Ashburn proudly pours Victory into a glass and we have a taste. It's delicious and inspires him to dig deep into his resume of innovative spirits. He pulls a sample from a used barrel containing a 25-year-old peach spirit. The 85% spirit is gorgeous and when diluted, is a time capsule that captures the essence of Niagara's famous peaches. Then he shifts to a cask of very old single malt whisky that is off the charts with floral notes. A mysterious bottle with 'Bartender's Blend' written with a wax pencil is next. A trial blend, but Ashburn references it as a work in progress instead of a snapshot into the future. But what has him beaming with pride are some very cool wood extraction experiments that remain top secret, for now.

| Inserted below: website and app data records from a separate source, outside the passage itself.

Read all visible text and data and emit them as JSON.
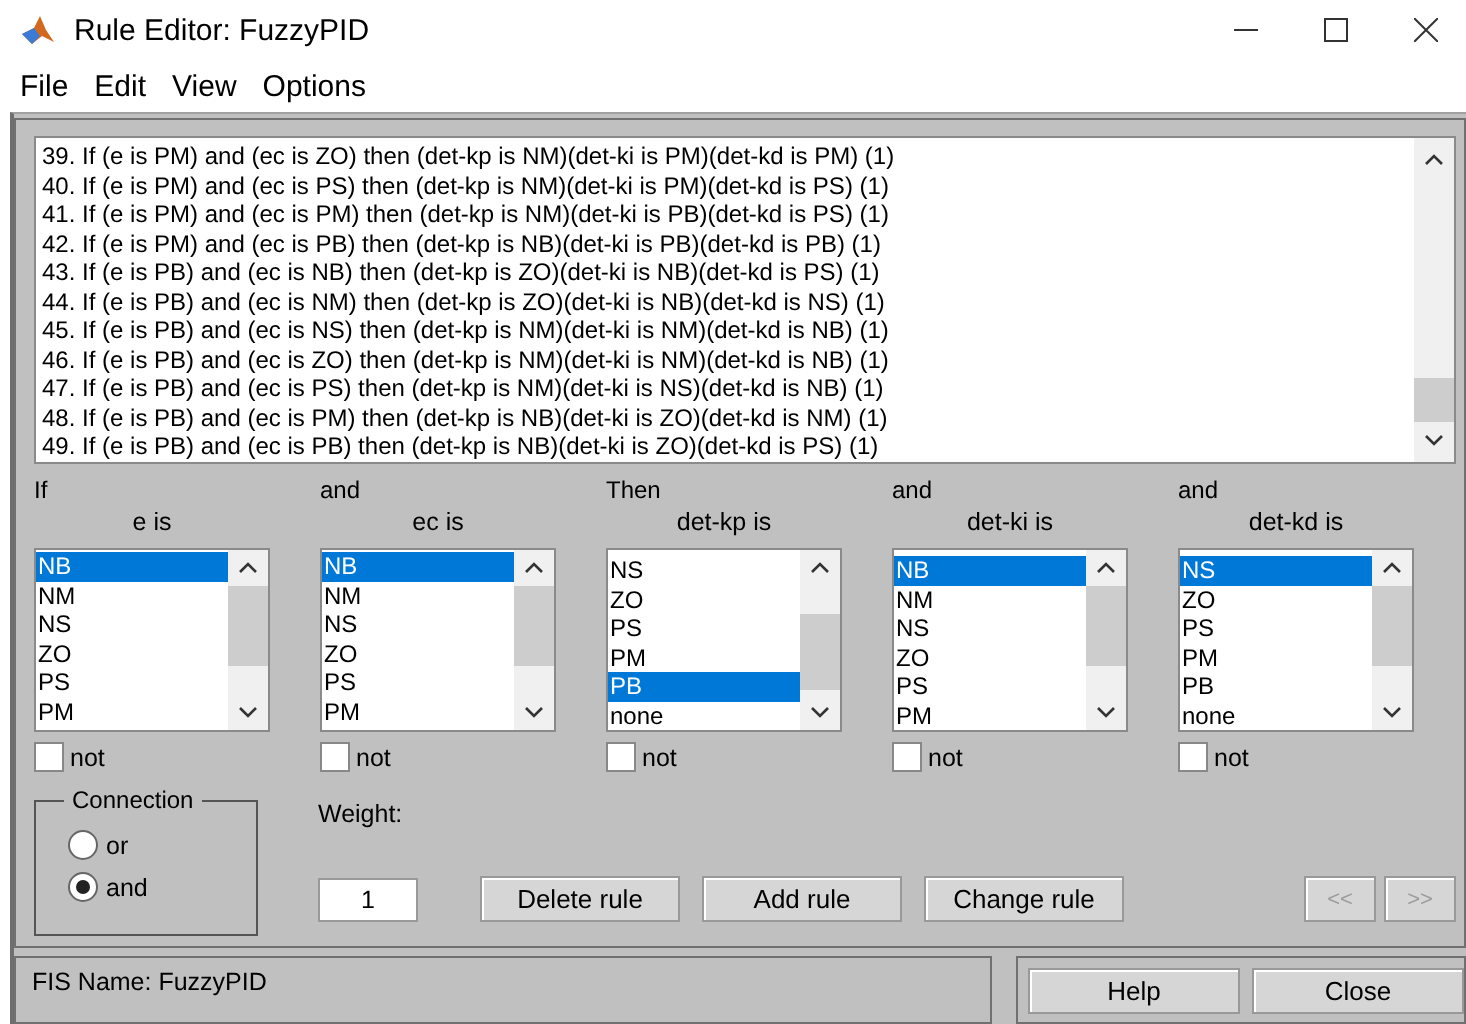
{
  "window": {
    "title": "Rule Editor: FuzzyPID"
  },
  "menu": [
    "File",
    "Edit",
    "View",
    "Options"
  ],
  "rules": [
    "39. If (e is PM) and (ec is ZO) then (det-kp is NM)(det-ki is PM)(det-kd is PM) (1)",
    "40. If (e is PM) and (ec is PS) then (det-kp is NM)(det-ki is PM)(det-kd is PS) (1)",
    "41. If (e is PM) and (ec is PM) then (det-kp is NM)(det-ki is PB)(det-kd is PS) (1)",
    "42. If (e is PM) and (ec is PB) then (det-kp is NB)(det-ki is PB)(det-kd is PB) (1)",
    "43. If (e is PB) and (ec is NB) then (det-kp is ZO)(det-ki is NB)(det-kd is PS) (1)",
    "44. If (e is PB) and (ec is NM) then (det-kp is ZO)(det-ki is NB)(det-kd is NS) (1)",
    "45. If (e is PB) and (ec is NS) then (det-kp is NM)(det-ki is NM)(det-kd is NB) (1)",
    "46. If (e is PB) and (ec is ZO) then (det-kp is NM)(det-ki is NM)(det-kd is NB) (1)",
    "47. If (e is PB) and (ec is PS) then (det-kp is NM)(det-ki is NS)(det-kd is NB) (1)",
    "48. If (e is PB) and (ec is PM) then (det-kp is NB)(det-ki is ZO)(det-kd is NM) (1)",
    "49. If (e is PB) and (ec is PB) then (det-kp is NB)(det-ki is ZO)(det-kd is PS) (1)"
  ],
  "columns": [
    {
      "header": "If",
      "label": "e is",
      "items": [
        {
          "text": "NB",
          "selected": true
        },
        {
          "text": "NM",
          "selected": false
        },
        {
          "text": "NS",
          "selected": false
        },
        {
          "text": "ZO",
          "selected": false
        },
        {
          "text": "PS",
          "selected": false
        },
        {
          "text": "PM",
          "selected": false
        }
      ],
      "not": {
        "label": "not",
        "checked": false
      }
    },
    {
      "header": "and",
      "label": "ec is",
      "items": [
        {
          "text": "NB",
          "selected": true
        },
        {
          "text": "NM",
          "selected": false
        },
        {
          "text": "NS",
          "selected": false
        },
        {
          "text": "ZO",
          "selected": false
        },
        {
          "text": "PS",
          "selected": false
        },
        {
          "text": "PM",
          "selected": false
        }
      ],
      "not": {
        "label": "not",
        "checked": false
      }
    },
    {
      "header": "Then",
      "label": "det-kp is",
      "items": [
        {
          "text": "NS",
          "selected": false
        },
        {
          "text": "ZO",
          "selected": false
        },
        {
          "text": "PS",
          "selected": false
        },
        {
          "text": "PM",
          "selected": false
        },
        {
          "text": "PB",
          "selected": true
        },
        {
          "text": "none",
          "selected": false
        }
      ],
      "not": {
        "label": "not",
        "checked": false
      }
    },
    {
      "header": "and",
      "label": "det-ki is",
      "items": [
        {
          "text": "NB",
          "selected": true
        },
        {
          "text": "NM",
          "selected": false
        },
        {
          "text": "NS",
          "selected": false
        },
        {
          "text": "ZO",
          "selected": false
        },
        {
          "text": "PS",
          "selected": false
        },
        {
          "text": "PM",
          "selected": false
        }
      ],
      "not": {
        "label": "not",
        "checked": false
      }
    },
    {
      "header": "and",
      "label": "det-kd is",
      "items": [
        {
          "text": "NS",
          "selected": true
        },
        {
          "text": "ZO",
          "selected": false
        },
        {
          "text": "PS",
          "selected": false
        },
        {
          "text": "PM",
          "selected": false
        },
        {
          "text": "PB",
          "selected": false
        },
        {
          "text": "none",
          "selected": false
        }
      ],
      "not": {
        "label": "not",
        "checked": false
      }
    }
  ],
  "connection": {
    "title": "Connection",
    "options": [
      {
        "label": "or",
        "selected": false
      },
      {
        "label": "and",
        "selected": true
      }
    ]
  },
  "weight": {
    "label": "Weight:",
    "value": "1"
  },
  "actions": [
    {
      "label": "Delete rule",
      "disabled": false
    },
    {
      "label": "Add rule",
      "disabled": false
    },
    {
      "label": "Change rule",
      "disabled": false
    }
  ],
  "nav": [
    {
      "label": "<<",
      "disabled": true
    },
    {
      "label": ">>",
      "disabled": true
    }
  ],
  "status": "FIS Name: FuzzyPID",
  "footer_buttons": [
    {
      "label": "Help",
      "disabled": false
    },
    {
      "label": "Close",
      "disabled": false
    }
  ]
}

Ashburn does admit that he's superstitious. Product development is done when no one else is in the building. "I have lots of superstitions," laughs Ashburn. "I'm not willing to disclose." But, looking around the distillery, there are no ladders to walk under. Seven years of bad luck? No mirrors here, just whisky barrels from wall to wall. Ashburn tucks the sample bottles under his arm and heads back to the production facility. Victory is scheduled for bottling just weeks before thousands descend on Forty Creek.
This Whisky Weekend’s thirteenth release will deal with the attacking fans, the tried and true Forty Creek way – with a flavourful whisky and a guarantee that black cats won't cross their path. Tasting NotesForty Creek Victory
Shots fired with candy fruit, then banana custard, Flintstone vitamins, sour green apples and vanilla toasted spice. Dry mid-palate tannins shift naturally over to a classic Canadian pith finish.Forty Creek 22 Years Old Rye
Bill Ashburn’s magnum opus balances rich toasted rye bread, caraway and dried exotic fruits lifted by earthy oak. Razor sharp spices integrates the whisky into a complex unified force. Forty Creek Small Batch Reserve
A sweet subtle nose of caramel and vanilla open to a palate of traditional rye spice. Stone fruits, maple and a buttery texture complement the all
star grains. Forty Creek Barrel Select
This fruity and spicy sweet corn whisky sets the stage with dusty rye, baking spices and oak. Citrus peel, vanilla and creamy corn interlock into a modern-day classic.
40 Creek's Chris Thompson